In some Tbilisi neighborhoods, there are even fibre optic connections. Mobile data and wired home internet are incredibly affordable at around $10. The further out into the countryside you go, fast wifi may be intermittent, but Georgia’s major urban hubs will all offer various options for connectivity.
Georgia launched its “Remotely From Georgia,” program in July 2020. The new visa program allows foreigners to live and work from Georgia, provided they intend to stay over six months.
Most long-term visas require local employment. This has been a problem for digital nomads, who have a remote job and simply want to live in a location like Georgia for a span of time.
The idea behind a digital nomad visa is the sound reasoning that it shouldn’t matter where you are, as long as you can support yourself. It’s a government recognizing what digital nomads have known for years.
In other words, the digital nomad visa legitimizes the lifestyle by saying you can live in a country legally for a period of time and you can work from your laptop there.
Working from Georgia can be an excellent way to save money. The capital of Tbilisi offers the Western European lifestyle and look, with living costs comparable to some South East Asian countries. Apartment rentals in Georgia’s capital range from $300-$600 a month. Getting around Tbilisi is easy and astonishingly cheap thanks to the metro and public bus system. Rides rarely cost over a dollar. Overall, the country’s living expenses are nearly half of it’s Western European counterparts.
Georgia’s “Work From Georgia,” visa requires an income of $2000 to qualify. Freelancers and self-employed workers are encouraged to apply. The visa allows remote workers to live and work from Georgia for a year after application approval.
The application requests proof of health insurance for the duration of the applicant’s stay, meaning you will need to shell out the cost of health insurance for a year up front.
As of September 2020, Georgia is still mandating all incoming visitors take part in a 12 day self-quarantine at the visitor’s expense. This means staying in an approved hotel room for 12 days, and passing a negative COVID-19 test upon completion.
According to Georgia’s government application form for “Remotely from Georgia,” the application does not have a fee.
There are a few eligibility requirements that you need to meet in order to qualify for Georgia’s “Remotely from Georgia,” nomadic visa.
Eligible applicants for this particular visa must come from Georgia’s approved list of 95 countries.

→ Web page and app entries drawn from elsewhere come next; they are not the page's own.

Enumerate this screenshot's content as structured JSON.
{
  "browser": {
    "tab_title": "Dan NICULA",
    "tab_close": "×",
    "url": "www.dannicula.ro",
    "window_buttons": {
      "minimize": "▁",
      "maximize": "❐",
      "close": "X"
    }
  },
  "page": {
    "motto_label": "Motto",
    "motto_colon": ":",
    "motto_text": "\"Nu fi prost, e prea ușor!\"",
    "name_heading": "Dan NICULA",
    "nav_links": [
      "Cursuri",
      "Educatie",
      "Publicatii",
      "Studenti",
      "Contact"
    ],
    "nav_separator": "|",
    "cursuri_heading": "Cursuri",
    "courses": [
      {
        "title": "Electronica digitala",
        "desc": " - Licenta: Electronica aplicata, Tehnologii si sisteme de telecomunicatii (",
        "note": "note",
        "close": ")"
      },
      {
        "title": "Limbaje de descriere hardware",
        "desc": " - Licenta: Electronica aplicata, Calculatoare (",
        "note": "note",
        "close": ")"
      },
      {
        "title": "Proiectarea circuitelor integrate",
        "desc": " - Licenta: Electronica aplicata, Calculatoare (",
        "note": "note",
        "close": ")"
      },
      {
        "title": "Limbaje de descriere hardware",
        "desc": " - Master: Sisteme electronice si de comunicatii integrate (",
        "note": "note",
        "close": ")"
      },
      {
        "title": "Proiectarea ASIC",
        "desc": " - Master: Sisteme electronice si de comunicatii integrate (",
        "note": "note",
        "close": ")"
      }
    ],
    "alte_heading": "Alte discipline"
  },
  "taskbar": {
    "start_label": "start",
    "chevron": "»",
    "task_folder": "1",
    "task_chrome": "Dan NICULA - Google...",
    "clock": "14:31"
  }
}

Applicants must prove they have valid health insurance for the duration of their stay, and consistently earn $2000 or more per month from investments, freelance work, or remote employment. The program requires applicants to declare that they plan to stay for longer than six months, weeding out visitors looking to get around the current tourist hold.
Applying for Georgia’s “Remotely From Georgia,” visa is simple. The application is done entirely online and the processing time is approximately 10 days, after which approved applicants can fly directly to Georgia. Once determining you meet the eligibility requirements, applicant seekers can fill out the application online here.
The Georgia application for “Remotely from Georgia,” appears to have no application fee. However, applicants must prove consistent monthly income to obtain approval.
Living in Georgia is incredibly affordable, particularly in comparison to Western Europe and the US. Once in Georgia, an income of $2000 will go far to sustain a comfortable lifestyle.
9 G. Tabidze st. Mtatsminda district, Tbilisi, Georgia, 0105
Minimum stay is 30 nights
8 General Kvinitadze Street, T'bilisi, Georgia
Minimum stay is 30 nights